Your instructions. All the entries below should be reproduced exactly.

Items from an interface collection.
Segment Open

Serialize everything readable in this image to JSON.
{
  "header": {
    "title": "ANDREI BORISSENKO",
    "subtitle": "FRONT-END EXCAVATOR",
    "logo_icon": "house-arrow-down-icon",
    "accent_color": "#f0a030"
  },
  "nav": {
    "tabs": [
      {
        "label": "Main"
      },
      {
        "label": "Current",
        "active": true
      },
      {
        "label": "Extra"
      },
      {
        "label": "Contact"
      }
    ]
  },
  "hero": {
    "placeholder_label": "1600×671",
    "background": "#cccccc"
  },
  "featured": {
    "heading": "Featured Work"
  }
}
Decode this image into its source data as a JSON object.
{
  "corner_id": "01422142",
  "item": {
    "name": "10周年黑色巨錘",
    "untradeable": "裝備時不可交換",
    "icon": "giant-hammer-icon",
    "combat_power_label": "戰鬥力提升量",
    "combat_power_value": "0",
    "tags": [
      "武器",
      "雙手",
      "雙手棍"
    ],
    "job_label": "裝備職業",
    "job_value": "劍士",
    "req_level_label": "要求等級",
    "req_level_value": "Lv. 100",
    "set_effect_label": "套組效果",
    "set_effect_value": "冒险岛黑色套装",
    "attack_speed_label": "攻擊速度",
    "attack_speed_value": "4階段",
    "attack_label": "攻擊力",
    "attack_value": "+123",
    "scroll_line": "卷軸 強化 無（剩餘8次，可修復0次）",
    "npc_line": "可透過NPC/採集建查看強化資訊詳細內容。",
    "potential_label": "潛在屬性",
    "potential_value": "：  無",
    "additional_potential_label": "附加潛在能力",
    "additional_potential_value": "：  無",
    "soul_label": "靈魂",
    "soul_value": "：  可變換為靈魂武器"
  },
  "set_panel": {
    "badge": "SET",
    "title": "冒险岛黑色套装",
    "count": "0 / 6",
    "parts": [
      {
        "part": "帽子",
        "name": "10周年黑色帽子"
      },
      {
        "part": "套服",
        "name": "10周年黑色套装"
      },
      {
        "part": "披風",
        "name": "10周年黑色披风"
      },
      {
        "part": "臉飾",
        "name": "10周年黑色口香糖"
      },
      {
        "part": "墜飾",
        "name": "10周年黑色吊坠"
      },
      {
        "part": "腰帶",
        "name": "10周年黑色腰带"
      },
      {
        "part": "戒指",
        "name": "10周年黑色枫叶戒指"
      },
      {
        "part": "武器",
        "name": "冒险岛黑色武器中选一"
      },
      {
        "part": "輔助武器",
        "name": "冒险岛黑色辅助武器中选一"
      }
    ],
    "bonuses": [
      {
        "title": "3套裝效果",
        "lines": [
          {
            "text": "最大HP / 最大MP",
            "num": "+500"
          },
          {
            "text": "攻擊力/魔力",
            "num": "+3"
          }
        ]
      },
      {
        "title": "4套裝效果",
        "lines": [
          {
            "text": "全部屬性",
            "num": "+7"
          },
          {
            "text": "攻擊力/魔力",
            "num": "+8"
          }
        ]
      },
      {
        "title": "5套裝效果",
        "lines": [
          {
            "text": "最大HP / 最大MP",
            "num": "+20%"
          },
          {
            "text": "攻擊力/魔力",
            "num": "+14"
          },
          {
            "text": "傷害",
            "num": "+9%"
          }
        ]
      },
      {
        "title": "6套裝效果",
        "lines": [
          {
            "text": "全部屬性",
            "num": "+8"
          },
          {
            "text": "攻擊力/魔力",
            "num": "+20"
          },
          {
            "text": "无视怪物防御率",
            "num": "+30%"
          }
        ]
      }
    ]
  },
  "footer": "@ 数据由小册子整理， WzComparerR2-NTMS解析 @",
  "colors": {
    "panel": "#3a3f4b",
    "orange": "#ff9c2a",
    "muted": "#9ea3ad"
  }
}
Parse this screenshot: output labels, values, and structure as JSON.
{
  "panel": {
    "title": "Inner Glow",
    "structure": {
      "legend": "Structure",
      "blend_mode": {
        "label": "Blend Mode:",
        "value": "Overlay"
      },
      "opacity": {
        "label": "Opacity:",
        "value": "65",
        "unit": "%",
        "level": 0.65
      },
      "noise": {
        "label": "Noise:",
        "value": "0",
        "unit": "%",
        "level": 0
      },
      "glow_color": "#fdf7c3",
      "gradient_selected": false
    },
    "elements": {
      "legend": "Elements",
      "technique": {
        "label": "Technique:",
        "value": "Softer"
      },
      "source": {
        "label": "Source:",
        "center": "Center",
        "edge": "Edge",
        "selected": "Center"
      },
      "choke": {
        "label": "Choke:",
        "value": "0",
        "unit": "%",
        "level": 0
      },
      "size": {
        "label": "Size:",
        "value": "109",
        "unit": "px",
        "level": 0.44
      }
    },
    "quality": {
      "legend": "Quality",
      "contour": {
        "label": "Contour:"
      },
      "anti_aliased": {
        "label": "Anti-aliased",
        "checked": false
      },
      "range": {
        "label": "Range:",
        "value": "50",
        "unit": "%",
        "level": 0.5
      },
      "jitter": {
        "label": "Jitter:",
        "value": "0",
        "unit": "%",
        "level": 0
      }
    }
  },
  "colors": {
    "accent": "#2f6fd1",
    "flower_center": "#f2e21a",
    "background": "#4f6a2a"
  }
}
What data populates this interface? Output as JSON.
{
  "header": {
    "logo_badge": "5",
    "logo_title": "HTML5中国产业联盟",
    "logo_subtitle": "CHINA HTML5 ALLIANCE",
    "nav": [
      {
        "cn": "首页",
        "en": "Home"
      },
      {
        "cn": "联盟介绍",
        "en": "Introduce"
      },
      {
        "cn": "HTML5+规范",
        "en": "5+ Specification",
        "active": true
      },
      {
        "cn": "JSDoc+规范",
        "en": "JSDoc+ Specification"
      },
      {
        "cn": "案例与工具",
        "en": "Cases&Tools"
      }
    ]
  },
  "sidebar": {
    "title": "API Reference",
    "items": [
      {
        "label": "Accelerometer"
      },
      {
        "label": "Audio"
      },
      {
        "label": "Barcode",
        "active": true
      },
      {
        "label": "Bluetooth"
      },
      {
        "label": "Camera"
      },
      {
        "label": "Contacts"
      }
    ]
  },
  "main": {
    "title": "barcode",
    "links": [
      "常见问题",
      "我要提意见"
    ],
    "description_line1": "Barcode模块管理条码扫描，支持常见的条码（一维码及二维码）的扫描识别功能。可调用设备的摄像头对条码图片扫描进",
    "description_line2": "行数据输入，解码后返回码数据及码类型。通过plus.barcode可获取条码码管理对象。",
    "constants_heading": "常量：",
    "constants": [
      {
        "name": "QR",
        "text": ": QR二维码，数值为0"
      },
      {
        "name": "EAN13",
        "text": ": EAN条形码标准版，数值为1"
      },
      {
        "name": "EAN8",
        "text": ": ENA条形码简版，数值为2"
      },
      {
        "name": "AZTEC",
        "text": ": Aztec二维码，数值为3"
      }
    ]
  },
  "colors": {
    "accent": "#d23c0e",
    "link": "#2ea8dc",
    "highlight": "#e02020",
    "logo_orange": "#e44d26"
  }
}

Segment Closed

Answer to this problem.
Serialize everything readable in this image to JSON.
{
  "header": {
    "title": "ANDREI BORISSENKO",
    "subtitle": "FRONT-END EXCAVATOR",
    "logo_icon": "house-arrow-down-icon",
    "accent_color": "#f0a030"
  },
  "nav": {
    "tabs": [
      {
        "label": "Main"
      },
      {
        "label": "Current",
        "active": true
      },
      {
        "label": "Extra"
      },
      {
        "label": "Contact"
      }
    ]
  },
  "hero": {
    "placeholder_label": "1600×671",
    "background": "#cccccc"
  },
  "featured": {
    "heading": "Featured Work"
  }
}
Decode this image into its source data as a JSON object.
{
  "corner_id": "01422142",
  "item": {
    "name": "10周年黑色巨錘",
    "untradeable": "裝備時不可交換",
    "icon": "giant-hammer-icon",
    "combat_power_label": "戰鬥力提升量",
    "combat_power_value": "0",
    "tags": [
      "武器",
      "雙手",
      "雙手棍"
    ],
    "job_label": "裝備職業",
    "job_value": "劍士",
    "req_level_label": "要求等級",
    "req_level_value": "Lv. 100",
    "set_effect_label": "套組效果",
    "set_effect_value": "冒险岛黑色套装",
    "attack_speed_label": "攻擊速度",
    "attack_speed_value": "4階段",
    "attack_label": "攻擊力",
    "attack_value": "+123",
    "scroll_line": "卷軸 強化 無（剩餘8次，可修復0次）",
    "npc_line": "可透過NPC/採集建查看強化資訊詳細內容。",
    "potential_label": "潛在屬性",
    "potential_value": "：  無",
    "additional_potential_label": "附加潛在能力",
    "additional_potential_value": "：  無",
    "soul_label": "靈魂",
    "soul_value": "：  可變換為靈魂武器"
  },
  "set_panel": {
    "badge": "SET",
    "title": "冒险岛黑色套装",
    "count": "0 / 6",
    "parts": [
      {
        "part": "帽子",
        "name": "10周年黑色帽子"
      },
      {
        "part": "套服",
        "name": "10周年黑色套装"
      },
      {
        "part": "披風",
        "name": "10周年黑色披风"
      },
      {
        "part": "臉飾",
        "name": "10周年黑色口香糖"
      },
      {
        "part": "墜飾",
        "name": "10周年黑色吊坠"
      },
      {
        "part": "腰帶",
        "name": "10周年黑色腰带"
      },
      {
        "part": "戒指",
        "name": "10周年黑色枫叶戒指"
      },
      {
        "part": "武器",
        "name": "冒险岛黑色武器中选一"
      },
      {
        "part": "輔助武器",
        "name": "冒险岛黑色辅助武器中选一"
      }
    ],
    "bonuses": [
      {
        "title": "3套裝效果",
        "lines": [
          {
            "text": "最大HP / 最大MP",
            "num": "+500"
          },
          {
            "text": "攻擊力/魔力",
            "num": "+3"
          }
        ]
      },
      {
        "title": "4套裝效果",
        "lines": [
          {
            "text": "全部屬性",
            "num": "+7"
          },
          {
            "text": "攻擊力/魔力",
            "num": "+8"
          }
        ]
      },
      {
        "title": "5套裝效果",
        "lines": [
          {
            "text": "最大HP / 最大MP",
            "num": "+20%"
          },
          {
            "text": "攻擊力/魔力",
            "num": "+14"
          },
          {
            "text": "傷害",
            "num": "+9%"
          }
        ]
      },
      {
        "title": "6套裝效果",
        "lines": [
          {
            "text": "全部屬性",
            "num": "+8"
          },
          {
            "text": "攻擊力/魔力",
            "num": "+20"
          },
          {
            "text": "无视怪物防御率",
            "num": "+30%"
          }
        ]
      }
    ]
  },
  "footer": "@ 数据由小册子整理， WzComparerR2-NTMS解析 @",
  "colors": {
    "panel": "#3a3f4b",
    "orange": "#ff9c2a",
    "muted": "#9ea3ad"
  }
}
Parse this screenshot: output labels, values, and structure as JSON.
{
  "panel": {
    "title": "Inner Glow",
    "structure": {
      "legend": "Structure",
      "blend_mode": {
        "label": "Blend Mode:",
        "value": "Overlay"
      },
      "opacity": {
        "label": "Opacity:",
        "value": "65",
        "unit": "%",
        "level": 0.65
      },
      "noise": {
        "label": "Noise:",
        "value": "0",
        "unit": "%",
        "level": 0
      },
      "glow_color": "#fdf7c3",
      "gradient_selected": false
    },
    "elements": {
      "legend": "Elements",
      "technique": {
        "label": "Technique:",
        "value": "Softer"
      },
      "source": {
        "label": "Source:",
        "center": "Center",
        "edge": "Edge",
        "selected": "Center"
      },
      "choke": {
        "label": "Choke:",
        "value": "0",
        "unit": "%",
        "level": 0
      },
      "size": {
        "label": "Size:",
        "value": "109",
        "unit": "px",
        "level": 0.44
      }
    },
    "quality": {
      "legend": "Quality",
      "contour": {
        "label": "Contour:"
      },
      "anti_aliased": {
        "label": "Anti-aliased",
        "checked": false
      },
      "range": {
        "label": "Range:",
        "value": "50",
        "unit": "%",
        "level": 0.5
      },
      "jitter": {
        "label": "Jitter:",
        "value": "0",
        "unit": "%",
        "level": 0
      }
    }
  },
  "colors": {
    "accent": "#2f6fd1",
    "flower_center": "#f2e21a",
    "background": "#4f6a2a"
  }
}
What data populates this interface? Output as JSON.
{
  "header": {
    "logo_badge": "5",
    "logo_title": "HTML5中国产业联盟",
    "logo_subtitle": "CHINA HTML5 ALLIANCE",
    "nav": [
      {
        "cn": "首页",
        "en": "Home"
      },
      {
        "cn": "联盟介绍",
        "en": "Introduce"
      },
      {
        "cn": "HTML5+规范",
        "en": "5+ Specification",
        "active": true
      },
      {
        "cn": "JSDoc+规范",
        "en": "JSDoc+ Specification"
      },
      {
        "cn": "案例与工具",
        "en": "Cases&Tools"
      }
    ]
  },
  "sidebar": {
    "title": "API Reference",
    "items": [
      {
        "label": "Accelerometer"
      },
      {
        "label": "Audio"
      },
      {
        "label": "Barcode",
        "active": true
      },
      {
        "label": "Bluetooth"
      },
      {
        "label": "Camera"
      },
      {
        "label": "Contacts"
      }
    ]
  },
  "main": {
    "title": "barcode",
    "links": [
      "常见问题",
      "我要提意见"
    ],
    "description_line1": "Barcode模块管理条码扫描，支持常见的条码（一维码及二维码）的扫描识别功能。可调用设备的摄像头对条码图片扫描进",
    "description_line2": "行数据输入，解码后返回码数据及码类型。通过plus.barcode可获取条码码管理对象。",
    "constants_heading": "常量：",
    "constants": [
      {
        "name": "QR",
        "text": ": QR二维码，数值为0"
      },
      {
        "name": "EAN13",
        "text": ": EAN条形码标准版，数值为1"
      },
      {
        "name": "EAN8",
        "text": ": ENA条形码简版，数值为2"
      },
      {
        "name": "AZTEC",
        "text": ": Aztec二维码，数值为3"
      }
    ]
  },
  "colors": {
    "accent": "#d23c0e",
    "link": "#2ea8dc",
    "highlight": "#e02020",
    "logo_orange": "#e44d26"
  }
}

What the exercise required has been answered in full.